═══ Data for review ═══

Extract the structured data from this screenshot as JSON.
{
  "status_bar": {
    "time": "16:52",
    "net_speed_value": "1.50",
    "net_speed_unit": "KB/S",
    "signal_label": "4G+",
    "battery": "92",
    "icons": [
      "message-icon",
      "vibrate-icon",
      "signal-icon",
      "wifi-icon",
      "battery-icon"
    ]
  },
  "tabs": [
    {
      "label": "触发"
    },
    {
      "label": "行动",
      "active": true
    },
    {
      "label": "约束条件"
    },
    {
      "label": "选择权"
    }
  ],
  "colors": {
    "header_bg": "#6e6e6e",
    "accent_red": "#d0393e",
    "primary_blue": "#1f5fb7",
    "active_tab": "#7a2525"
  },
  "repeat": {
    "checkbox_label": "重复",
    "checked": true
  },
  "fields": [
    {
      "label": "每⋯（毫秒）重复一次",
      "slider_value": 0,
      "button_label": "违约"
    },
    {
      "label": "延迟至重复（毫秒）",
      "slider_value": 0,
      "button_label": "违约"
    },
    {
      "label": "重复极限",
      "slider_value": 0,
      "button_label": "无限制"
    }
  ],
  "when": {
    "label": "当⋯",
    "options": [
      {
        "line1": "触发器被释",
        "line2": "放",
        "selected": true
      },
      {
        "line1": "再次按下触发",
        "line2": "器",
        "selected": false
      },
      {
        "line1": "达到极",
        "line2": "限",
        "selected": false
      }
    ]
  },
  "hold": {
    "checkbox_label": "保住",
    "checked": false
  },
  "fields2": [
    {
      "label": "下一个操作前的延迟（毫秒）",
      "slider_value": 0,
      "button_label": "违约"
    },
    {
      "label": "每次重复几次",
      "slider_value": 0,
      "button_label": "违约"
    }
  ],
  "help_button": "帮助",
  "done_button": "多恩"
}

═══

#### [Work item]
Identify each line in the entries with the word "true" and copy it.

#### [Output for this exercise]
      "active": true
    "checked": true
        "selected": true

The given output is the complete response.